+++ Data to use

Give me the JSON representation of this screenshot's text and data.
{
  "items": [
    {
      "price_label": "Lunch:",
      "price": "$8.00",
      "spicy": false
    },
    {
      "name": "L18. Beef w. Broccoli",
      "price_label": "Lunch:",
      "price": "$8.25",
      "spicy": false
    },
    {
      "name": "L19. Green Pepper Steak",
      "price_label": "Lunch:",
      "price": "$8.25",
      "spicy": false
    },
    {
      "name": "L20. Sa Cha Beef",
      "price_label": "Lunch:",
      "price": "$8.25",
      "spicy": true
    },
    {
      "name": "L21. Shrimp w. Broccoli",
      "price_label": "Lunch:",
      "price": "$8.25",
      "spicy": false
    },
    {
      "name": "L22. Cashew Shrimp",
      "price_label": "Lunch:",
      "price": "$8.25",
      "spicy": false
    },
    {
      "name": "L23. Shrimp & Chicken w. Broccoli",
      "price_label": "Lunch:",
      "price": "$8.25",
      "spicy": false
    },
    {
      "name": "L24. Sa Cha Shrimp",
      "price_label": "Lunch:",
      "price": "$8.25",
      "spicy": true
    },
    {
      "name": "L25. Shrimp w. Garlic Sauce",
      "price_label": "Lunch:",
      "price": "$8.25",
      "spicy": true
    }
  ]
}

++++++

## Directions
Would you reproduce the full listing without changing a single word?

## Output of the task
Give me the JSON representation of this screenshot's text and data.
{
  "items": [
    {
      "price_label": "Lunch:",
      "price": "$8.00",
      "spicy": false
    },
    {
      "name": "L18. Beef w. Broccoli",
      "price_label": "Lunch:",
      "price": "$8.25",
      "spicy": false
    },
    {
      "name": "L19. Green Pepper Steak",
      "price_label": "Lunch:",
      "price": "$8.25",
      "spicy": false
    },
    {
      "name": "L20. Sa Cha Beef",
      "price_label": "Lunch:",
      "price": "$8.25",
      "spicy": true
    },
    {
      "name": "L21. Shrimp w. Broccoli",
      "price_label": "Lunch:",
      "price": "$8.25",
      "spicy": false
    },
    {
      "name": "L22. Cashew Shrimp",
      "price_label": "Lunch:",
      "price": "$8.25",
      "spicy": false
    },
    {
      "name": "L23. Shrimp & Chicken w. Broccoli",
      "price_label": "Lunch:",
      "price": "$8.25",
      "spicy": false
    },
    {
      "name": "L24. Sa Cha Shrimp",
      "price_label": "Lunch:",
      "price": "$8.25",
      "spicy": true
    },
    {
      "name": "L25. Shrimp w. Garlic Sauce",
      "price_label": "Lunch:",
      "price": "$8.25",
      "spicy": true
    }
  ]
}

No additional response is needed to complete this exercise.